By Rachel Garrod
One of my latest rants concerns gluten intolerance. I’m not a dietician, but a physiotherapist, but I do take an interest in nutritional research and I find the rise in gluten intolerance remarkable – to say the least!
Gluten is a protein found in wheat, rye and barley – it’s what gives bread its elasticity and lovely chewy texture. But lately, it seems, everyone is gluten intolerant. Do they need to be? Is it healthier?
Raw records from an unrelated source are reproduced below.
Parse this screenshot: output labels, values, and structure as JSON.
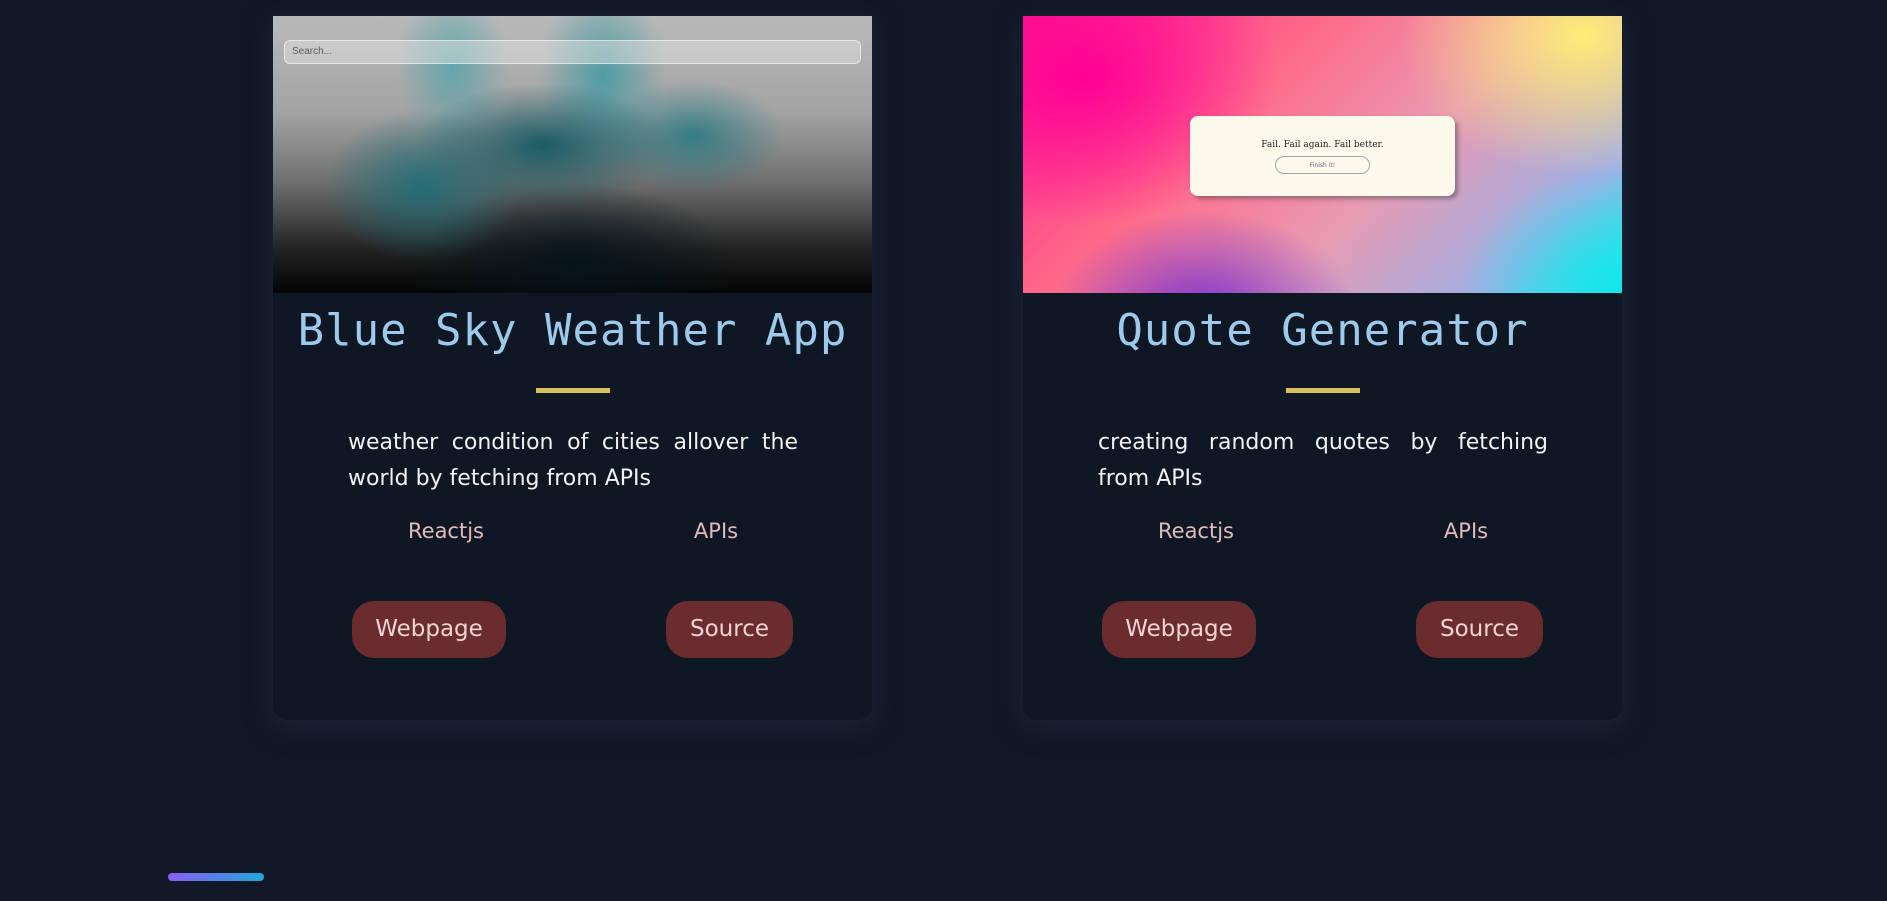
{
  "projects": [
    {
      "title": "Blue Sky Weather App",
      "thumbnail": {
        "search_placeholder": "Search..."
      },
      "description": "weather condition of cities allover the world by fetching from APIs",
      "tags": [
        "Reactjs",
        "APIs"
      ],
      "buttons": {
        "webpage": "Webpage",
        "source": "Source"
      }
    },
    {
      "title": "Quote Generator",
      "thumbnail": {
        "quote_text": "Fail. Fail again. Fail better.",
        "quote_button": "Finish it!"
      },
      "description": "creating random quotes by fetching from APIs",
      "tags": [
        "Reactjs",
        "APIs"
      ],
      "buttons": {
        "webpage": "Webpage",
        "source": "Source"
      }
    }
  ],
  "colors": {
    "background": "#111827",
    "card": "#0f1724",
    "title": "#9dc9ea",
    "divider": "#d8c25d",
    "button_bg": "#6a2c2e",
    "tag_text": "#e2bcbc"
  }
}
A recent study, published in the journal Digestion found that 86 per cent of individuals who believed they were gluten sensitive could tolerate it. Yes, there are certain diseases where gluten must be avoided. People with celiac disease, a hereditary auto-immune condition that affects about one per cent of the population, and those with extremely rare wheat allergies for instance. But what about people without those problems? In the study researchers from Italy enrolled 392 people, all of whom believed they were gluten intolerant. The subjects were instructed to eat gluten-free foods for two months and a series of medical tests were performed (blood tests, endoscopies and others). They then ate foods with gluten in it – bread, etc. – for six months and were monitored for symptoms associated with gluten intolerance. The results showed that of the 392 people 6.63 per cent had celiac disease and two individuals had wheat allergy – so they needed to avoid gluten – but the large majority, a whopping 86 per cent, had no problems associated with gluten. So had they been suckered by the hype? Perhaps.
What is worrying though, about all the bogus nutritional advice we are fed (see the pun!), is that it can have real health consequences if you already have an underlying disease. For example, on one site for diabetes, strong advice is given to avoid gluten products. This is simply not true. Research from Harvard University showed that those who consumed fewer gluten products, in particular whole grain and cereal, were in fact more likely to have type 2 diabetes than those who ate food with it in. As the researchers noted: “Gluten-free foods often have less dietary fibre and other micronutrients, making them less nutritious, and they also tend to cost more.” So, why pay more for something that is inherently less healthy and may in fact cause further problems down the line?
Physiotherapy lecturer and counsellor Rachel Garrod can be contacted
at: Tel. (+34) 652 281 122; firstname.lastname@example.org